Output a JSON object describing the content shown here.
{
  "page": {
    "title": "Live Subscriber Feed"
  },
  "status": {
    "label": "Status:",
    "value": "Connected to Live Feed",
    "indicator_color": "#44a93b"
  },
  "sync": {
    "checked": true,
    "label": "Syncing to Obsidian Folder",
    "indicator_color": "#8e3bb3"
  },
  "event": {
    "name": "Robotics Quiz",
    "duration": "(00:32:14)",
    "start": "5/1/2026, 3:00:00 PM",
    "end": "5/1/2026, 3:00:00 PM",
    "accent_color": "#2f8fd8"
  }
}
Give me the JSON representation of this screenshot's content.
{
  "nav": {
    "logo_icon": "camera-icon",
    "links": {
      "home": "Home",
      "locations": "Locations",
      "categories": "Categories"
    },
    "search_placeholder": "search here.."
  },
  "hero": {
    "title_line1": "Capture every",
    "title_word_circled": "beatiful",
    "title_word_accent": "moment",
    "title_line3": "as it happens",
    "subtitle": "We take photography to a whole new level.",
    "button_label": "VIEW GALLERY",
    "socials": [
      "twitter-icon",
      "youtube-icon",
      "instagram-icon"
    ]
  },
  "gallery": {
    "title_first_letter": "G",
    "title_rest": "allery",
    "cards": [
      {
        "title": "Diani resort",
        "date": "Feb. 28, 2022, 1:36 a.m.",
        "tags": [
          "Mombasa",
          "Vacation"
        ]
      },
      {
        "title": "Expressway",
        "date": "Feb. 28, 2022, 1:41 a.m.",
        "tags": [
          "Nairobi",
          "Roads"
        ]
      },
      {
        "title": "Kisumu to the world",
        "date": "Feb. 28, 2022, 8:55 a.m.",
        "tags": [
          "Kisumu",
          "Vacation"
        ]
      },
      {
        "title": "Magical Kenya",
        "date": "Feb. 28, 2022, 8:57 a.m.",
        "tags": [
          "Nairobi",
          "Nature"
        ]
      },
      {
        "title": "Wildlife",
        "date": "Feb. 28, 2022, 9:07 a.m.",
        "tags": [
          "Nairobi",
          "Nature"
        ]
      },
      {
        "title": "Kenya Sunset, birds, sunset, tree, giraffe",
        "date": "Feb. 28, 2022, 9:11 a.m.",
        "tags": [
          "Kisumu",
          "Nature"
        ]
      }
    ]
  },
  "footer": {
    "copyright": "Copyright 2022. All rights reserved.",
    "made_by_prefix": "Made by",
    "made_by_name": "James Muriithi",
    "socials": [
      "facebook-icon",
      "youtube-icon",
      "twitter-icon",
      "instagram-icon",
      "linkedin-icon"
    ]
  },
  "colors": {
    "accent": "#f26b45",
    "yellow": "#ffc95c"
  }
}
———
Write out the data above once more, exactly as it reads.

§ **RESPONSE TO THE EXERCISE**:
Output a JSON object describing the content shown here.
{
  "page": {
    "title": "Live Subscriber Feed"
  },
  "status": {
    "label": "Status:",
    "value": "Connected to Live Feed",
    "indicator_color": "#44a93b"
  },
  "sync": {
    "checked": true,
    "label": "Syncing to Obsidian Folder",
    "indicator_color": "#8e3bb3"
  },
  "event": {
    "name": "Robotics Quiz",
    "duration": "(00:32:14)",
    "start": "5/1/2026, 3:00:00 PM",
    "end": "5/1/2026, 3:00:00 PM",
    "accent_color": "#2f8fd8"
  }
}
Give me the JSON representation of this screenshot's content.
{
  "nav": {
    "logo_icon": "camera-icon",
    "links": {
      "home": "Home",
      "locations": "Locations",
      "categories": "Categories"
    },
    "search_placeholder": "search here.."
  },
  "hero": {
    "title_line1": "Capture every",
    "title_word_circled": "beatiful",
    "title_word_accent": "moment",
    "title_line3": "as it happens",
    "subtitle": "We take photography to a whole new level.",
    "button_label": "VIEW GALLERY",
    "socials": [
      "twitter-icon",
      "youtube-icon",
      "instagram-icon"
    ]
  },
  "gallery": {
    "title_first_letter": "G",
    "title_rest": "allery",
    "cards": [
      {
        "title": "Diani resort",
        "date": "Feb. 28, 2022, 1:36 a.m.",
        "tags": [
          "Mombasa",
          "Vacation"
        ]
      },
      {
        "title": "Expressway",
        "date": "Feb. 28, 2022, 1:41 a.m.",
        "tags": [
          "Nairobi",
          "Roads"
        ]
      },
      {
        "title": "Kisumu to the world",
        "date": "Feb. 28, 2022, 8:55 a.m.",
        "tags": [
          "Kisumu",
          "Vacation"
        ]
      },
      {
        "title": "Magical Kenya",
        "date": "Feb. 28, 2022, 8:57 a.m.",
        "tags": [
          "Nairobi",
          "Nature"
        ]
      },
      {
        "title": "Wildlife",
        "date": "Feb. 28, 2022, 9:07 a.m.",
        "tags": [
          "Nairobi",
          "Nature"
        ]
      },
      {
        "title": "Kenya Sunset, birds, sunset, tree, giraffe",
        "date": "Feb. 28, 2022, 9:11 a.m.",
        "tags": [
          "Kisumu",
          "Nature"
        ]
      }
    ]
  },
  "footer": {
    "copyright": "Copyright 2022. All rights reserved.",
    "made_by_prefix": "Made by",
    "made_by_name": "James Muriithi",
    "socials": [
      "facebook-icon",
      "youtube-icon",
      "twitter-icon",
      "instagram-icon",
      "linkedin-icon"
    ]
  },
  "colors": {
    "accent": "#f26b45",
    "yellow": "#ffc95c"
  }
}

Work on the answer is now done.